Apple ban on pay-per-install apps damaging developers and may see some shift to Android
Application giants like Tapjoy, Flurry and AdMob have seen profits threatened by Apple's decision to implement a ban on pay-per-install in-app advertising.
The applications work by encouraging users to install other apps via in-app incentives, with developers of the original then taking a share of the new profits. The problem is that Apple sees this as unfairly manipulating chart rankings in its app store.
Last month, Apple began turning away pay-per-install apps and updates to great criticism from within the application industry.
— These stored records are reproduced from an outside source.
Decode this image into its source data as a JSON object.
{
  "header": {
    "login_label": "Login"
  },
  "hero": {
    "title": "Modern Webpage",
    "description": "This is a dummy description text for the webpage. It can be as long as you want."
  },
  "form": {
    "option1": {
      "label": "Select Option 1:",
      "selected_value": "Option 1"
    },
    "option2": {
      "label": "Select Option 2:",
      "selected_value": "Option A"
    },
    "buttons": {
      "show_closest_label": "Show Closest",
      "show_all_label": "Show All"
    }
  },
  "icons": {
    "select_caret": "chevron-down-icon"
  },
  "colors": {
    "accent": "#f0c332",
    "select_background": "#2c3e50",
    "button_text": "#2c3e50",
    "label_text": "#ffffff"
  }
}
A Tapjoy survey of 496 developers found two thirds were reporting 20 per cent of revenue was previously generated from pay-per-install applications.
Apple has not been totally clear as to exactly why it has begun restricting the apps, pointing to clause 3.1 of the Apple developer program license agreement: “Developers who attempt to manipulate or cheat the user reviews or chart ranking in the App Store with fake or paid reviews, or any other inappropriate methods, will be removed from the iOS Developer Program.”
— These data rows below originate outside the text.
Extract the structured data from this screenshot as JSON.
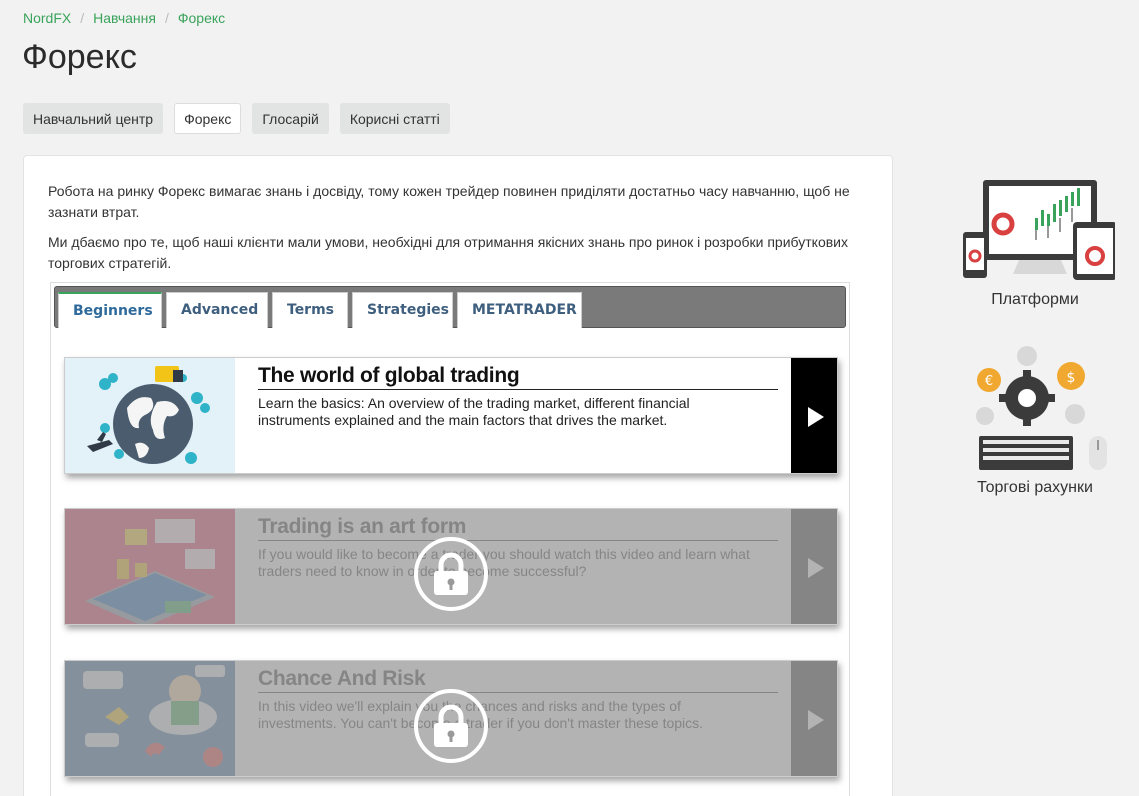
{
  "breadcrumb": {
    "items": [
      "NordFX",
      "Навчання",
      "Форекс"
    ],
    "separator": "/"
  },
  "page_title": "Форекс",
  "subnav": {
    "items": [
      "Навчальний центр",
      "Форекс",
      "Глосарій",
      "Корисні статті"
    ],
    "active": "Форекс"
  },
  "intro": {
    "p1": "Робота на ринку Форекс вимагає знань і досвіду, тому кожен трейдер повинен приділяти достатньо часу навчанню, щоб не зазнати втрат.",
    "p2": "Ми дбаємо про те, щоб наші клієнти мали умови, необхідні для отримання якісних знань про ринок і розробки прибуткових торгових стратегій."
  },
  "tabs": {
    "items": [
      "Beginners",
      "Advanced",
      "Terms",
      "Strategies",
      "METATRADER"
    ],
    "active": "Beginners"
  },
  "lessons": [
    {
      "title": "The world of global trading",
      "desc": "Learn the basics: An overview of the trading market, different financial instruments explained and the main factors that drives the market.",
      "locked": false,
      "thumb_color": "#dbeef7"
    },
    {
      "title": "Trading is an art form",
      "desc": "If you would like to become a trader you should watch this video and learn what traders need to know in order to become successful?",
      "locked": true,
      "thumb_color": "#d34d6d"
    },
    {
      "title": "Chance And Risk",
      "desc": "In this video we'll explain you the chances and risks and the types of investments. You can't become a trader if you don't master these topics.",
      "locked": true,
      "thumb_color": "#4d77a3"
    }
  ],
  "sidebar": {
    "platforms_label": "Платформи",
    "accounts_label": "Торгові рахунки"
  },
  "colors": {
    "accent": "#3aa35b",
    "tab_text": "#3f5f7f",
    "page_bg": "#f2f2f2"
  }
}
It appears to be that Apple is trying to protect application quality and ensure the top apps in the store are worthy of their position.
One way that pay-per-install apps generate attention for other content in the app store is by offering in-game currency to users who download in-app. Tapjoy is fighting its corner by saying that of the developers asked, a quarter were receiving "way too many complaints" about the lack of it.
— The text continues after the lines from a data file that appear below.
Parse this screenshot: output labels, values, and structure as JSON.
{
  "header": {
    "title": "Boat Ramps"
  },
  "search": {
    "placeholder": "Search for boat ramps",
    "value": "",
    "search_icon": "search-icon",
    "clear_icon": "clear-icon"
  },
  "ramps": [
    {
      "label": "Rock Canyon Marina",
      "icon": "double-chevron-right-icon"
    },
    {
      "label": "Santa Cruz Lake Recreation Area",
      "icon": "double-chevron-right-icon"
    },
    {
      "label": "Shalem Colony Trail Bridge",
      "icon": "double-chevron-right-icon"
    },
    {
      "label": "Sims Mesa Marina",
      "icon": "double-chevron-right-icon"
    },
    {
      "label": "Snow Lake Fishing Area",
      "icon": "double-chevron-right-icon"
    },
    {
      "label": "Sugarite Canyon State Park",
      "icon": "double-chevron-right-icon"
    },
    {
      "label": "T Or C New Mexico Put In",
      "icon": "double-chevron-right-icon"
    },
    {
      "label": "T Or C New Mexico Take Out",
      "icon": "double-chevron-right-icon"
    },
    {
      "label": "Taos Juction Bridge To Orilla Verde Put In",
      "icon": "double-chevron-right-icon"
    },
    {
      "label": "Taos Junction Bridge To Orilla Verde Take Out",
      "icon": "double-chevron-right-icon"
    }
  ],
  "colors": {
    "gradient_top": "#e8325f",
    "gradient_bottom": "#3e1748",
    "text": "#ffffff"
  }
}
Android provides relatively more advertising freedom to developers when compared to Apple, so we could see the move generating a shift towards the Google platform.
Do you like buying apps within apps? Or should Apple stand their ground?